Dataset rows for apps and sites
_ _ _ _
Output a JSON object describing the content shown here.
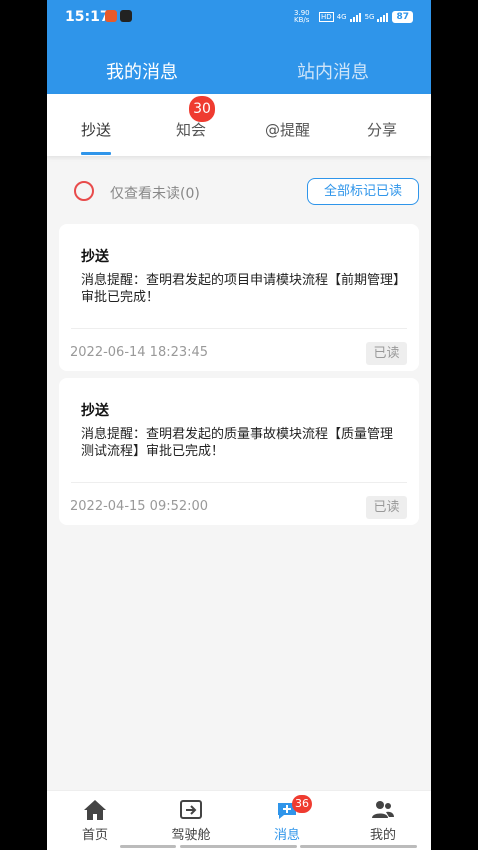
{
  "status_bar": {
    "time": "15:17",
    "net_speed": "3.90 KB/s",
    "hd": "HD",
    "signal_4g": "4G",
    "signal_5g": "5G",
    "battery": "87"
  },
  "header": {
    "tabs": [
      {
        "label": "我的消息",
        "active": true
      },
      {
        "label": "站内消息",
        "active": false
      }
    ]
  },
  "subtabs": {
    "items": [
      {
        "label": "抄送",
        "active": true
      },
      {
        "label": "知会",
        "badge": "30"
      },
      {
        "label": "@提醒"
      },
      {
        "label": "分享"
      }
    ]
  },
  "filter": {
    "unread_only_label": "仅查看未读(0)",
    "mark_all_read_label": "全部标记已读"
  },
  "messages": [
    {
      "title": "抄送",
      "body": "消息提醒：查明君发起的项目申请模块流程【前期管理】审批已完成！",
      "time": "2022-06-14 18:23:45",
      "status": "已读"
    },
    {
      "title": "抄送",
      "body": "消息提醒：查明君发起的质量事故模块流程【质量管理测试流程】审批已完成！",
      "time": "2022-04-15 09:52:00",
      "status": "已读"
    }
  ],
  "bottom_nav": {
    "items": [
      {
        "label": "首页",
        "icon": "home-icon"
      },
      {
        "label": "驾驶舱",
        "icon": "cockpit-icon"
      },
      {
        "label": "消息",
        "icon": "message-icon",
        "badge": "36",
        "active": true
      },
      {
        "label": "我的",
        "icon": "users-icon"
      }
    ]
  },
  "colors": {
    "primary": "#2f95ea",
    "badge": "#ef3b30",
    "radio": "#e84b4b"
  }
}
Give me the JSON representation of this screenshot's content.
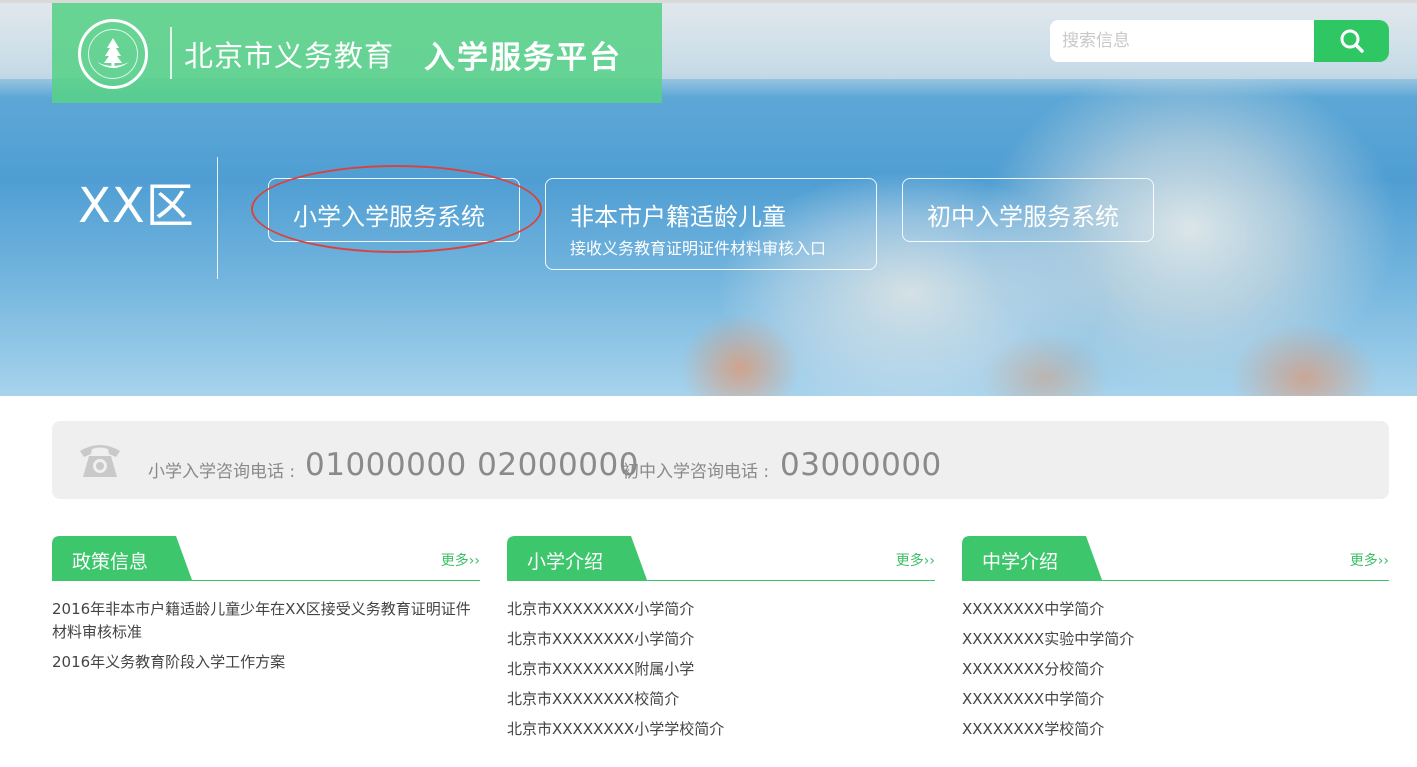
{
  "header": {
    "logo_title": "北京市义务教育",
    "logo_subtitle": "入学服务平台",
    "search_placeholder": "搜索信息"
  },
  "hero": {
    "district": "XX区",
    "buttons": {
      "primary": "小学入学服务系统",
      "nonlocal_title": "非本市户籍适龄儿童",
      "nonlocal_subtitle": "接收义务教育证明证件材料审核入口",
      "middle": "初中入学服务系统"
    }
  },
  "hotline": {
    "primary_label": "小学入学咨询电话 :",
    "primary_numbers": "01000000 02000000",
    "middle_label": "初中入学咨询电话 :",
    "middle_number": "03000000"
  },
  "panels": {
    "policy": {
      "title": "政策信息",
      "more": "更多››",
      "items": [
        "2016年非本市户籍适龄儿童少年在XX区接受义务教育证明证件材料审核标准",
        "2016年义务教育阶段入学工作方案"
      ]
    },
    "primary": {
      "title": "小学介绍",
      "more": "更多››",
      "items": [
        "北京市XXXXXXXX小学简介",
        "北京市XXXXXXXX小学简介",
        "北京市XXXXXXXX附属小学",
        "北京市XXXXXXXX校简介",
        "北京市XXXXXXXX小学学校简介"
      ]
    },
    "middle": {
      "title": "中学介绍",
      "more": "更多››",
      "items": [
        "XXXXXXXX中学简介",
        "XXXXXXXX实验中学简介",
        "XXXXXXXX分校简介",
        "XXXXXXXX中学简介",
        "XXXXXXXX学校简介"
      ]
    }
  },
  "colors": {
    "brand_green": "#2fc763",
    "annotation_red": "#d9433e",
    "text_gray": "#8a8a8a"
  },
  "icons": {
    "search": "search-icon",
    "phone": "phone-icon",
    "logo": "logo-emblem-icon"
  }
}
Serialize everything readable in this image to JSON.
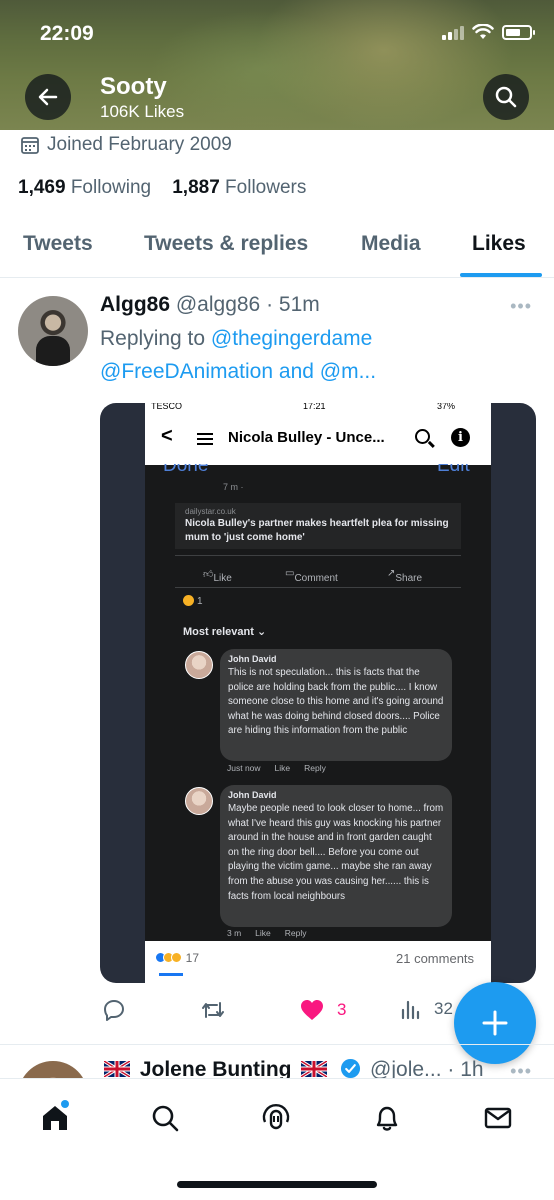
{
  "status_bar": {
    "time": "22:09"
  },
  "header": {
    "name": "Sooty",
    "likes_count": "106K Likes"
  },
  "profile": {
    "joined": "Joined February 2009",
    "following_count": "1,469",
    "following_label": "Following",
    "followers_count": "1,887",
    "followers_label": "Followers"
  },
  "tabs": [
    {
      "label": "Tweets"
    },
    {
      "label": "Tweets & replies"
    },
    {
      "label": "Media"
    },
    {
      "label": "Likes",
      "active": true
    }
  ],
  "tweet": {
    "name": "Algg86",
    "handle": "@algg86",
    "time": "51m",
    "replying_prefix": "Replying to",
    "replying_user1": "@thegingerdame",
    "replying_user2": "@FreeDAnimation",
    "replying_and": "and",
    "replying_user3": "@m...",
    "reply_count": "",
    "retweet_count": "",
    "like_count": "3",
    "view_count": "32",
    "like_color": "#f91880",
    "media": {
      "status_left": "TESCO",
      "status_time": "17:21",
      "status_battery": "37%",
      "nav_title": "Nicola Bulley - Unce...",
      "done": "Done",
      "edit": "Edit",
      "post_time": "7 m ·",
      "source": "dailystar.co.uk",
      "headline": "Nicola Bulley's partner makes heartfelt plea for missing mum to 'just come home'",
      "like": "Like",
      "comment": "Comment",
      "share": "Share",
      "reaction_count": "1",
      "most_relevant": "Most relevant ⌄",
      "comments": [
        {
          "author": "John David",
          "text": "This is not speculation... this is facts that the police are holding back from the public.... I know someone close to this home and it's going around what he was doing behind closed doors.... Police are hiding this information from the public",
          "time": "Just now",
          "like": "Like",
          "reply": "Reply"
        },
        {
          "author": "John David",
          "text": "Maybe people need to look closer to home... from what I've heard this guy was knocking his partner around in the house and in front garden caught on the ring door bell.... Before you come out playing the victim game... maybe she ran away from the abuse you was causing her...... this is facts from local neighbours",
          "time": "3 m",
          "like": "Like",
          "reply": "Reply"
        }
      ],
      "bottom_reactions": "17",
      "bottom_comments": "21 comments"
    }
  },
  "next_tweet": {
    "name": "Jolene Bunting",
    "handle": "@jole...",
    "time": "1h"
  },
  "nav": {
    "home": "home-icon",
    "search": "search-icon",
    "spaces": "spaces-icon",
    "notifications": "bell-icon",
    "messages": "mail-icon"
  },
  "colors": {
    "accent": "#1d9bf0",
    "text": "#0f1419",
    "secondary": "#536471"
  }
}
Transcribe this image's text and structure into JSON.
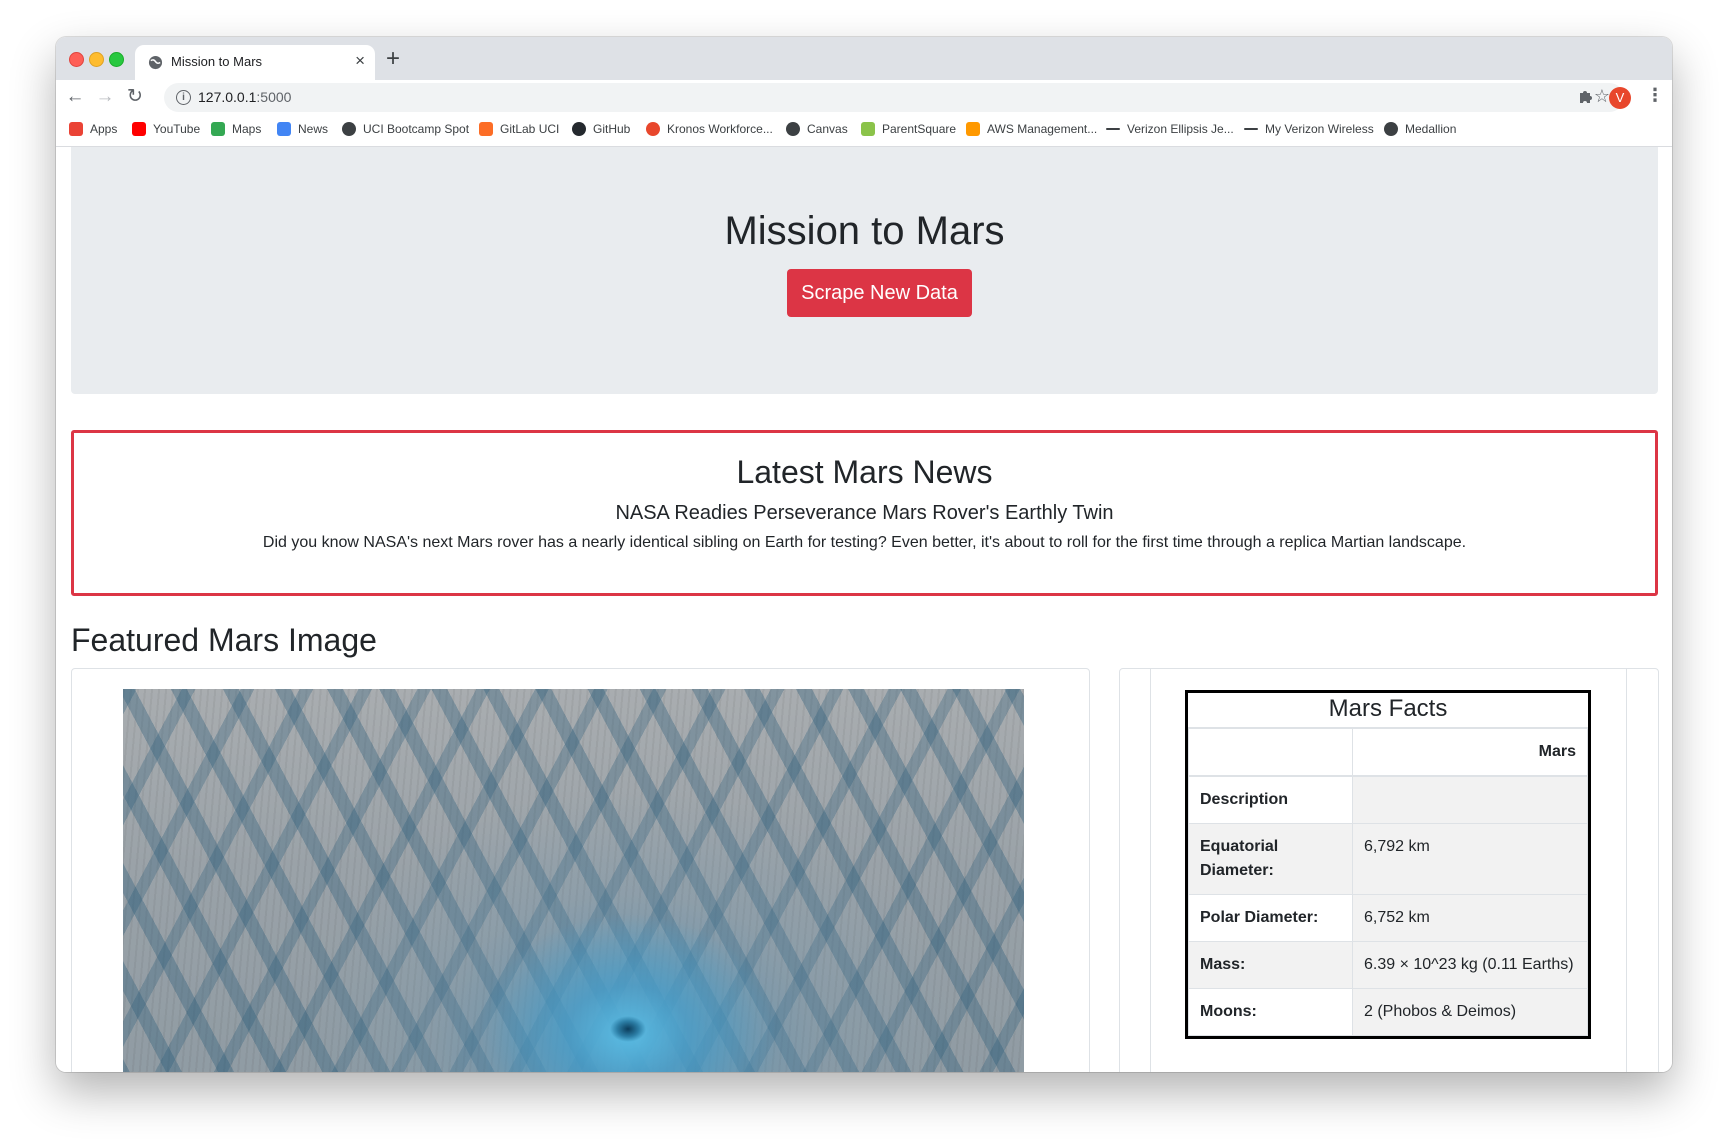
{
  "browser": {
    "tab_title": "Mission to Mars",
    "tab_close": "×",
    "new_tab": "+",
    "url_host": "127.0.0.1",
    "url_port": ":5000",
    "avatar_letter": "V",
    "nav": {
      "back": "←",
      "forward": "→",
      "reload": "↻"
    },
    "star": "☆",
    "menu": "⋮",
    "bookmarks": [
      {
        "label": "Apps",
        "icon": "apps-grid-icon",
        "color": "#ea4335"
      },
      {
        "label": "YouTube",
        "icon": "youtube-icon",
        "color": "#ff0000"
      },
      {
        "label": "Maps",
        "icon": "maps-pin-icon",
        "color": "#34a853"
      },
      {
        "label": "News",
        "icon": "news-icon",
        "color": "#4285f4"
      },
      {
        "label": "UCI Bootcamp Spot",
        "icon": "globe-icon",
        "color": "#3c4043"
      },
      {
        "label": "GitLab UCI",
        "icon": "gitlab-icon",
        "color": "#fc6d26"
      },
      {
        "label": "GitHub",
        "icon": "github-icon",
        "color": "#24292e"
      },
      {
        "label": "Kronos Workforce...",
        "icon": "kronos-icon",
        "color": "#e8472c"
      },
      {
        "label": "Canvas",
        "icon": "globe-icon",
        "color": "#3c4043"
      },
      {
        "label": "ParentSquare",
        "icon": "parentsquare-icon",
        "color": "#8bc34a"
      },
      {
        "label": "AWS Management...",
        "icon": "aws-icon",
        "color": "#ff9900"
      },
      {
        "label": "Verizon Ellipsis Je...",
        "icon": "dash-icon",
        "color": "#3c4043"
      },
      {
        "label": "My Verizon Wireless",
        "icon": "dash-icon",
        "color": "#3c4043"
      },
      {
        "label": "Medallion",
        "icon": "globe-icon",
        "color": "#3c4043"
      }
    ]
  },
  "jumbotron": {
    "title": "Mission to Mars",
    "button_label": "Scrape New Data",
    "button_color": "#dc3545"
  },
  "news": {
    "heading": "Latest Mars News",
    "title": "NASA Readies Perseverance Mars Rover's Earthly Twin",
    "paragraph": "Did you know NASA's next Mars rover has a nearly identical sibling on Earth for testing? Even better, it's about to roll for the first time through a replica Martian landscape.",
    "border_color": "#dc3545"
  },
  "featured": {
    "heading": "Featured Mars Image"
  },
  "facts": {
    "caption": "Mars Facts",
    "column_header": "Mars",
    "rows": [
      {
        "label": "Description",
        "value": ""
      },
      {
        "label": "Equatorial Diameter:",
        "value": "6,792 km"
      },
      {
        "label": "Polar Diameter:",
        "value": "6,752 km"
      },
      {
        "label": "Mass:",
        "value": "6.39 × 10^23 kg (0.11 Earths)"
      },
      {
        "label": "Moons:",
        "value": "2 (Phobos & Deimos)"
      }
    ]
  }
}
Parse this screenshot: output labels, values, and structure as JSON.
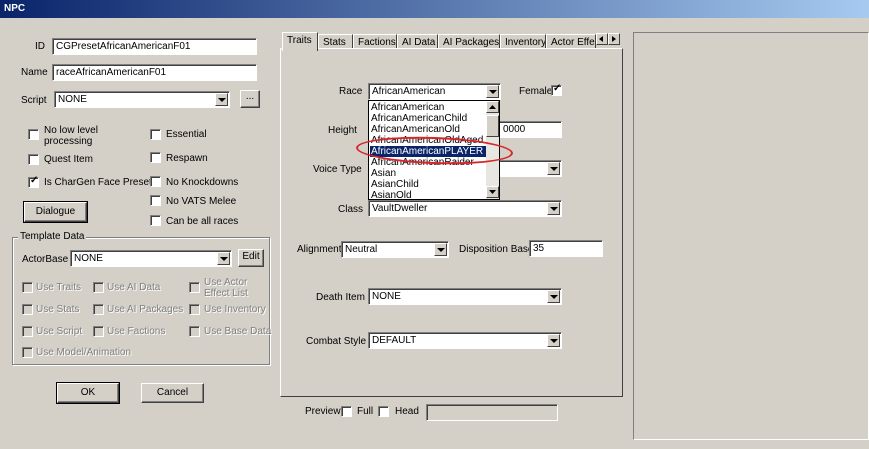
{
  "window": {
    "title": "NPC"
  },
  "left": {
    "id_label": "ID",
    "id_value": "CGPresetAfricanAmericanF01",
    "name_label": "Name",
    "name_value": "raceAfricanAmericanF01",
    "script_label": "Script",
    "script_value": "NONE",
    "script_button": "...",
    "checkboxes": {
      "no_low_level_line1": "No low level",
      "no_low_level_line2": "processing",
      "essential": "Essential",
      "quest_item": "Quest Item",
      "respawn": "Respawn",
      "chargen": "Is CharGen Face Preset",
      "no_knockdowns": "No Knockdowns",
      "no_vats": "No VATS Melee",
      "all_races": "Can be all races"
    },
    "dialogue_button": "Dialogue",
    "template": {
      "title": "Template Data",
      "actorbase_label": "ActorBase",
      "actorbase_value": "NONE",
      "edit_button": "Edit",
      "use_traits": "Use Traits",
      "use_ai_data": "Use AI Data",
      "use_actor_effect_line1": "Use Actor",
      "use_actor_effect_line2": "Effect List",
      "use_stats": "Use Stats",
      "use_ai_packages": "Use AI Packages",
      "use_inventory": "Use Inventory",
      "use_script": "Use Script",
      "use_factions": "Use Factions",
      "use_base_data": "Use Base Data",
      "use_model": "Use Model/Animation"
    },
    "ok_button": "OK",
    "cancel_button": "Cancel"
  },
  "tabs": [
    "Traits",
    "Stats",
    "Factions",
    "AI Data",
    "AI Packages",
    "Inventory",
    "Actor Effe"
  ],
  "traits": {
    "race_label": "Race",
    "race_value": "AfricanAmerican",
    "female_label": "Female",
    "height_label": "Height",
    "height_value": "0000",
    "voice_label": "Voice Type",
    "class_label": "Class",
    "class_value": "VaultDweller",
    "alignment_label": "Alignment",
    "alignment_value": "Neutral",
    "disposition_label": "Disposition Base",
    "disposition_value": "35",
    "death_item_label": "Death Item",
    "death_item_value": "NONE",
    "combat_style_label": "Combat Style",
    "combat_style_value": "DEFAULT"
  },
  "race_dropdown": {
    "items": [
      "AfricanAmerican",
      "AfricanAmericanChild",
      "AfricanAmericanOld",
      "AfricanAmericanOldAged",
      "AfricanAmericanPLAYER",
      "AfricanAmericanRaider",
      "Asian",
      "AsianChild",
      "AsianOld"
    ],
    "selected": "AfricanAmericanPLAYER"
  },
  "preview": {
    "label": "Preview",
    "full_label": "Full",
    "head_label": "Head"
  },
  "colors": {
    "selection": "#0a246a",
    "highlight_circle": "#d6262b",
    "face": "#d4d0c8"
  }
}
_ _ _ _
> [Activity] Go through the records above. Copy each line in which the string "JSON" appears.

> [Completed task]
Output a JSON object describing the content shown here.
Give me the JSON representation of this screenshot's content.
Serialize everything readable in this image to JSON.
Transcribe this image's text and structure into JSON.
Parse this screenshot: output labels, values, and structure as JSON.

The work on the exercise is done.